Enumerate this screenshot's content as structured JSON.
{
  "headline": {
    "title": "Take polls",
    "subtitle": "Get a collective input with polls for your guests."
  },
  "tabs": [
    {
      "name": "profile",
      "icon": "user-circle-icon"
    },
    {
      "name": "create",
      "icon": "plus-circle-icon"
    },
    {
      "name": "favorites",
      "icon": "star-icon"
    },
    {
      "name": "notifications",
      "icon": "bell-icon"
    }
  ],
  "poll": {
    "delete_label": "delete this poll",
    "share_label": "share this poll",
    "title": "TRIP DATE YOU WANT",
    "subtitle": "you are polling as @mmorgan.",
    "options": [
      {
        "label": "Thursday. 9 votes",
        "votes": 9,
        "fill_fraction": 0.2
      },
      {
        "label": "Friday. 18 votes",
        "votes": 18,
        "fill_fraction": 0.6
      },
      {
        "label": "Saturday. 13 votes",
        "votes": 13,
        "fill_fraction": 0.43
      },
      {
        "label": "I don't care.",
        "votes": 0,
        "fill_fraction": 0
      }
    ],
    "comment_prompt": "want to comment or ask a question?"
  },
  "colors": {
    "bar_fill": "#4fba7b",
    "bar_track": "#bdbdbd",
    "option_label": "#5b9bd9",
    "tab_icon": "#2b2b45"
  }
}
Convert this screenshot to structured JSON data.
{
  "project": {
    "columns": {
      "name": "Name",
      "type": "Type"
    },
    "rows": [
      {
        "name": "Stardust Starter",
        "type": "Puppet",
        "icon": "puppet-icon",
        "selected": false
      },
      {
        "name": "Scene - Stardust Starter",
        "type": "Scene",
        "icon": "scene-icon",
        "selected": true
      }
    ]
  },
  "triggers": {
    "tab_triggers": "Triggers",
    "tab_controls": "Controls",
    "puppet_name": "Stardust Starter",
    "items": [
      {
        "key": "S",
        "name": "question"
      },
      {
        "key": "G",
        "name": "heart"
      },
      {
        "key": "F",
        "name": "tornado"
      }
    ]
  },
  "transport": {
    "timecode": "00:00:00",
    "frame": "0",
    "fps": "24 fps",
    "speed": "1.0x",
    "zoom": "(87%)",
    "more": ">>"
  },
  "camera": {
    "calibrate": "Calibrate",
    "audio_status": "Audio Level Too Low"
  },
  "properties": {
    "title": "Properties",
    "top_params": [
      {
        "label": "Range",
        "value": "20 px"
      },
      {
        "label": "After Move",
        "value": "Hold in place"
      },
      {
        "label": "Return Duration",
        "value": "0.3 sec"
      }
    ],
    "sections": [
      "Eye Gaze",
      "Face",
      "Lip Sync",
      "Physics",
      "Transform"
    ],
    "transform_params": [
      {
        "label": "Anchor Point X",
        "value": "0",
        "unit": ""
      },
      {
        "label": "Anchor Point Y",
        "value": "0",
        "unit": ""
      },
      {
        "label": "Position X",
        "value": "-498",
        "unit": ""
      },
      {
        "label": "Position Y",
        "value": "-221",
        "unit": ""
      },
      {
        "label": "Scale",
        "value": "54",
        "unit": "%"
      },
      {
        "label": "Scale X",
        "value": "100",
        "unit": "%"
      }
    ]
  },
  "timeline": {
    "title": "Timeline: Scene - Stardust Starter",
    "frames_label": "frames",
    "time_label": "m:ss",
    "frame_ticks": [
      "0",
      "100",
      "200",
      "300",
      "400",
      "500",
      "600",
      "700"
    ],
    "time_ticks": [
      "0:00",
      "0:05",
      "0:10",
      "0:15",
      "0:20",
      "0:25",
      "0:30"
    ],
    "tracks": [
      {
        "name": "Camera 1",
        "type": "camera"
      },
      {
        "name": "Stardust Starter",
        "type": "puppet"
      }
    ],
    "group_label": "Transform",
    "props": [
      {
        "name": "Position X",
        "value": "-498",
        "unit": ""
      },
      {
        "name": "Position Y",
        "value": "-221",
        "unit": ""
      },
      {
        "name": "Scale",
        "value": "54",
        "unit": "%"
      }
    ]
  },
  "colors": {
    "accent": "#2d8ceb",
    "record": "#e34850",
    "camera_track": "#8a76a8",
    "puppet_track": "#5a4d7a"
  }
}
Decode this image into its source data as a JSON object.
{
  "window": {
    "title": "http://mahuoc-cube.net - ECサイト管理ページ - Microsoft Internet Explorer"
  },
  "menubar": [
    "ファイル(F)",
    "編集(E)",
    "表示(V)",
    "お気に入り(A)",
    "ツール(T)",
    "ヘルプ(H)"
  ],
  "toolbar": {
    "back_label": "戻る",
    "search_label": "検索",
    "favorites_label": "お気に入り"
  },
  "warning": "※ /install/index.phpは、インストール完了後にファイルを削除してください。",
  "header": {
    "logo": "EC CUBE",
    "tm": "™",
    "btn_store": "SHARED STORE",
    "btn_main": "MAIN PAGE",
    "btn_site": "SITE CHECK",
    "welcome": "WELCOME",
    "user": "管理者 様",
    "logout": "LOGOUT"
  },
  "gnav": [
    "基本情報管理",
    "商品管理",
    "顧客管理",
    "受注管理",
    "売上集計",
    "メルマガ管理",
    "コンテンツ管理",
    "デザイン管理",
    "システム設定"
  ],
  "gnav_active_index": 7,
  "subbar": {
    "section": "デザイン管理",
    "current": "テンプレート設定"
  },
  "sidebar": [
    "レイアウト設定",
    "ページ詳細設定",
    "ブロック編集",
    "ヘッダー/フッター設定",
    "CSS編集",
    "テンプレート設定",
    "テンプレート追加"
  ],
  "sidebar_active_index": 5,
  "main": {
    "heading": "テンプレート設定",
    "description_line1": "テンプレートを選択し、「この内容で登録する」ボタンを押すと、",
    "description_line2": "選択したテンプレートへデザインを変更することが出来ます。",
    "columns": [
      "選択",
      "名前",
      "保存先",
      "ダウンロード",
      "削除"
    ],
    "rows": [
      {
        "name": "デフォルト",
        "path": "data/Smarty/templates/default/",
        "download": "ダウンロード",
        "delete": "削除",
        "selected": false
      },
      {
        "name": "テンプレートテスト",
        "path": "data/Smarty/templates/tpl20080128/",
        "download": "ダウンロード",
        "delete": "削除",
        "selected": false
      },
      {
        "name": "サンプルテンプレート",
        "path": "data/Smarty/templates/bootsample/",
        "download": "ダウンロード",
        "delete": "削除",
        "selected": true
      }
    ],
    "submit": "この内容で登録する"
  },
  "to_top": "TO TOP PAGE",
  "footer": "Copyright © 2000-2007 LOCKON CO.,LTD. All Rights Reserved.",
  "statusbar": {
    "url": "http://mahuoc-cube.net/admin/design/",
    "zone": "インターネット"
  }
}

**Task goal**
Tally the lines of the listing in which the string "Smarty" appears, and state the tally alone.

**The completed task**
3